Aim of the exercise:
All entries below are to be reproduced exactly.

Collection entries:
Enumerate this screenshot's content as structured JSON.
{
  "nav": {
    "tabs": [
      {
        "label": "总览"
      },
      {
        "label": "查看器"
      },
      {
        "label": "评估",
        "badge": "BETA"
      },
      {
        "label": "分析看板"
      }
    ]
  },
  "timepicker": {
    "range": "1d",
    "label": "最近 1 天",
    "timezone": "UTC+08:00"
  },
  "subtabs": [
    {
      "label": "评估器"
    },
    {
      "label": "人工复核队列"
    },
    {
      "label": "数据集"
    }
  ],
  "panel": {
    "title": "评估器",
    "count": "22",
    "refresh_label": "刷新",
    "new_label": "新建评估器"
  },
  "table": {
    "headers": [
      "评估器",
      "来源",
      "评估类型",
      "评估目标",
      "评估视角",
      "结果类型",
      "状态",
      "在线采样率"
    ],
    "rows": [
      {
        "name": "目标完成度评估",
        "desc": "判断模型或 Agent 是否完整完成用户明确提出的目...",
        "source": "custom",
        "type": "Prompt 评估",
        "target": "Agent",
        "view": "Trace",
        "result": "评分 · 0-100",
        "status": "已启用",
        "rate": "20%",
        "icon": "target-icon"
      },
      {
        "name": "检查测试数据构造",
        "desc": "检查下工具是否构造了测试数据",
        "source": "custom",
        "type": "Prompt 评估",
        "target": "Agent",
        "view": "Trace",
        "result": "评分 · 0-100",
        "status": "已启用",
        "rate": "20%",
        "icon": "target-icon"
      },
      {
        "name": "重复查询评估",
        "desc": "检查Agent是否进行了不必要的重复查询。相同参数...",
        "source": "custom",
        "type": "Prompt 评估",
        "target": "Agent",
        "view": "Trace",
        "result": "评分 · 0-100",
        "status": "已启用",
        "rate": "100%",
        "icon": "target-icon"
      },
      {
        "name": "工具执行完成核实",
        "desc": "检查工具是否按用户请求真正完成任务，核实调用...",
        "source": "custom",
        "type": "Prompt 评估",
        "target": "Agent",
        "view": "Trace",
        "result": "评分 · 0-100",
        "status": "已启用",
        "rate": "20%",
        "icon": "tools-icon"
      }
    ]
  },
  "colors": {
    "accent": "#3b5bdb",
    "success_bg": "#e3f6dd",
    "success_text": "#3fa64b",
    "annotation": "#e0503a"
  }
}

Solution:
Enumerate this screenshot's content as structured JSON.
{
  "nav": {
    "tabs": [
      {
        "label": "总览"
      },
      {
        "label": "查看器"
      },
      {
        "label": "评估",
        "badge": "BETA"
      },
      {
        "label": "分析看板"
      }
    ]
  },
  "timepicker": {
    "range": "1d",
    "label": "最近 1 天",
    "timezone": "UTC+08:00"
  },
  "subtabs": [
    {
      "label": "评估器"
    },
    {
      "label": "人工复核队列"
    },
    {
      "label": "数据集"
    }
  ],
  "panel": {
    "title": "评估器",
    "count": "22",
    "refresh_label": "刷新",
    "new_label": "新建评估器"
  },
  "table": {
    "headers": [
      "评估器",
      "来源",
      "评估类型",
      "评估目标",
      "评估视角",
      "结果类型",
      "状态",
      "在线采样率"
    ],
    "rows": [
      {
        "name": "目标完成度评估",
        "desc": "判断模型或 Agent 是否完整完成用户明确提出的目...",
        "source": "custom",
        "type": "Prompt 评估",
        "target": "Agent",
        "view": "Trace",
        "result": "评分 · 0-100",
        "status": "已启用",
        "rate": "20%",
        "icon": "target-icon"
      },
      {
        "name": "检查测试数据构造",
        "desc": "检查下工具是否构造了测试数据",
        "source": "custom",
        "type": "Prompt 评估",
        "target": "Agent",
        "view": "Trace",
        "result": "评分 · 0-100",
        "status": "已启用",
        "rate": "20%",
        "icon": "target-icon"
      },
      {
        "name": "重复查询评估",
        "desc": "检查Agent是否进行了不必要的重复查询。相同参数...",
        "source": "custom",
        "type": "Prompt 评估",
        "target": "Agent",
        "view": "Trace",
        "result": "评分 · 0-100",
        "status": "已启用",
        "rate": "100%",
        "icon": "target-icon"
      },
      {
        "name": "工具执行完成核实",
        "desc": "检查工具是否按用户请求真正完成任务，核实调用...",
        "source": "custom",
        "type": "Prompt 评估",
        "target": "Agent",
        "view": "Trace",
        "result": "评分 · 0-100",
        "status": "已启用",
        "rate": "20%",
        "icon": "tools-icon"
      }
    ]
  },
  "colors": {
    "accent": "#3b5bdb",
    "success_bg": "#e3f6dd",
    "success_text": "#3fa64b",
    "annotation": "#e0503a"
  }
}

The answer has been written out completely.